A dislocation within a metallic crystal is a mismatch in the usual ordered 3D-repeating arrangement of ions. It is virtually impossible to crystallize any substance without having lots of dislocations within each crystal. More importantly since a perfect crystal will have all its bonds yield at once, it is the existence of dislocations that allow crystalline materials to deform plastically under moderate stress rather than break in a brittle mode at a much higher stress. So the strength of any crystalline metallic material is effectively the stress under which its dislocations begin to move. If we want to improve the strength of some element, e.g. iron, we need to find a way to increase the stress required to move dislocations in it.

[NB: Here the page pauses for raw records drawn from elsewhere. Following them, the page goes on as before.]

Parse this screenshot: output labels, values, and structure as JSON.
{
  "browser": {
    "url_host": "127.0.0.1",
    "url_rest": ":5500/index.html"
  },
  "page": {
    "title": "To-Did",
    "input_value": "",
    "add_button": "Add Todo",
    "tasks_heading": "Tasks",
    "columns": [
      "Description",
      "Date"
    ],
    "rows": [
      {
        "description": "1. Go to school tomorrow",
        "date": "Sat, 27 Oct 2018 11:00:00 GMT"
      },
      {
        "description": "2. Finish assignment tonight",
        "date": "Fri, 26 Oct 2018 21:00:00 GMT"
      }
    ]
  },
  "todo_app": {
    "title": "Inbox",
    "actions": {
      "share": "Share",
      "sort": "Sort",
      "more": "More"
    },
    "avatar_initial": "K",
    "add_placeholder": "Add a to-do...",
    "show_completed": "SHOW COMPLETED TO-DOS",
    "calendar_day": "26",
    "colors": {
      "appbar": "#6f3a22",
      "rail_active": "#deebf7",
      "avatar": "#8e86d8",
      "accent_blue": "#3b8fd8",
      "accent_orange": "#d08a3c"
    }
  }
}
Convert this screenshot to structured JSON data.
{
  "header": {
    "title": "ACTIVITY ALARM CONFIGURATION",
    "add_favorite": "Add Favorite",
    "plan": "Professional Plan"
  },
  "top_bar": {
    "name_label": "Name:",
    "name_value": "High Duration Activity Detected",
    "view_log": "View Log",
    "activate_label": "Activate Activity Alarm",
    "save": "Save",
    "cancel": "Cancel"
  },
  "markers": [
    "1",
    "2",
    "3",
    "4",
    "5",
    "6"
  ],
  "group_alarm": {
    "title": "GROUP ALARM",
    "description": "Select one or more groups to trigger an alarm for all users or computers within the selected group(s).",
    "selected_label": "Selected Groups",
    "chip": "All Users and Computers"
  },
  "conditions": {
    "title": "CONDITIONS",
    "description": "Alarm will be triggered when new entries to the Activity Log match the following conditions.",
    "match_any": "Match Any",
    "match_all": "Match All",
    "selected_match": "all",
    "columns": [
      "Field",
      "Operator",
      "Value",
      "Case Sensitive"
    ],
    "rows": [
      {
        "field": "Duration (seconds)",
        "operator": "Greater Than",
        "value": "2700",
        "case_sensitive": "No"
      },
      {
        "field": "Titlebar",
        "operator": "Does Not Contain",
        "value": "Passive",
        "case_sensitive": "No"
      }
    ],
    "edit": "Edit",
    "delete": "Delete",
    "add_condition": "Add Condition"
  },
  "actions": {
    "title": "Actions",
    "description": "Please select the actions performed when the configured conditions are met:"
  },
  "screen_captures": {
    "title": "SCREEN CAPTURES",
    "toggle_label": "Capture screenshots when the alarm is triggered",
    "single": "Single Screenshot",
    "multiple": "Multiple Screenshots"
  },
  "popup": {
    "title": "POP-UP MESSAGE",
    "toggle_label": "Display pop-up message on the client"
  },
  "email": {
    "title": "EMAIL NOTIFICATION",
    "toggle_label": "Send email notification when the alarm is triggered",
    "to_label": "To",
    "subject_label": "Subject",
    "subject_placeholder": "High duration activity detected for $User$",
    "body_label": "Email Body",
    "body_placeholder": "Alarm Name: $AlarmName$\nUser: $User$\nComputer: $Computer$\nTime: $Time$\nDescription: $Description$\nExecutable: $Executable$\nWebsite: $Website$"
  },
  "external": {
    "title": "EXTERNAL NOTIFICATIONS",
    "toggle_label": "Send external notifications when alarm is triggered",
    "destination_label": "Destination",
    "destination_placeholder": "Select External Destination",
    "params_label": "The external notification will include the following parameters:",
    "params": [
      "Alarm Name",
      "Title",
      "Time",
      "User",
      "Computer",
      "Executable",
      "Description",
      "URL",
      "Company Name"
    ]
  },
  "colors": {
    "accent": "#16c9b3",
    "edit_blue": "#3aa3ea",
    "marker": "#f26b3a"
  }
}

In the vicinity of a dislocation, the lattice is stretched on the side of the missing half-plane of ions and contracted on the side of the extra half-plane. Interstitial solute atoms within the crystal would therefore - given adequate temperature - tend to diffuse and settle on the expanded side of a dislocation zone since here they create minimal lattice strain energy increase. This is what happens with carbon atoms in iron.
Since the chemical interaction between a carbon atom and surrounding iron ions will be of partly covalent nature there will be significantly greater resistance to dislocation flow under stress and thus a higher yield stress.
Concentrations of carbon ~ 1 per 10,000 iron atoms would equate to one carbon atom per cube of iron crystal with an edge length of 30 interatomic spacings (~ 60 Angstroms). So that single carbon atom alone can significantly restrain dislocation loop movement within that space and that is more than adequate for normal dislocation densities observed in carbon steel.
Another factor affecting dislocation impedance is the other carbon-containing phase in carbon steels, i.e. $ Fe_3C $ or cementite. This phase precipitates simultaneously from $ \gamma $-iron (austenite) or carbon supersaturated ferrite as it cools. This type of simultaneous solid-phase precipitation is referred to as eutectoid decomposition. Eutectoid pair phases are very finely mixed and often show a fixed relationship between their crystal orientations. In the case of carbon steels, the eutectoid mix consists of very fine alternating lamellae of ferrite and cementite. Being so close any dislocation movement towards the edge of the ferrite will be mechanically blocked by the neighboring cementite lamellae.
So the nominally "small" additions of carbon to pure iron will have two important effects in restraining dislocation advance and therefore strengthening the material:
The interstitial solubility of carbon in the ferrite b.c.c. lattice which locates carbon atoms in the "pipes" of dislocations where their partly covalent bonding with neighboring iron atoms on the extra half-planes requires a greater shear stress to move the dislocations within ferrite grains.
The close lamellar morphology of the ferrite/cementite eutectoid mix resists dislocation movement out of ferrite grains.
You have asked a seemingly simple question.
But the proper answer is long, involved and demands close study of a number of aspects of physical metallurgy. If your work requires a better understanding of this topic, please consult texts like those by Reed-Hill & Abbaschian and Cahn & Haasen at your local university library.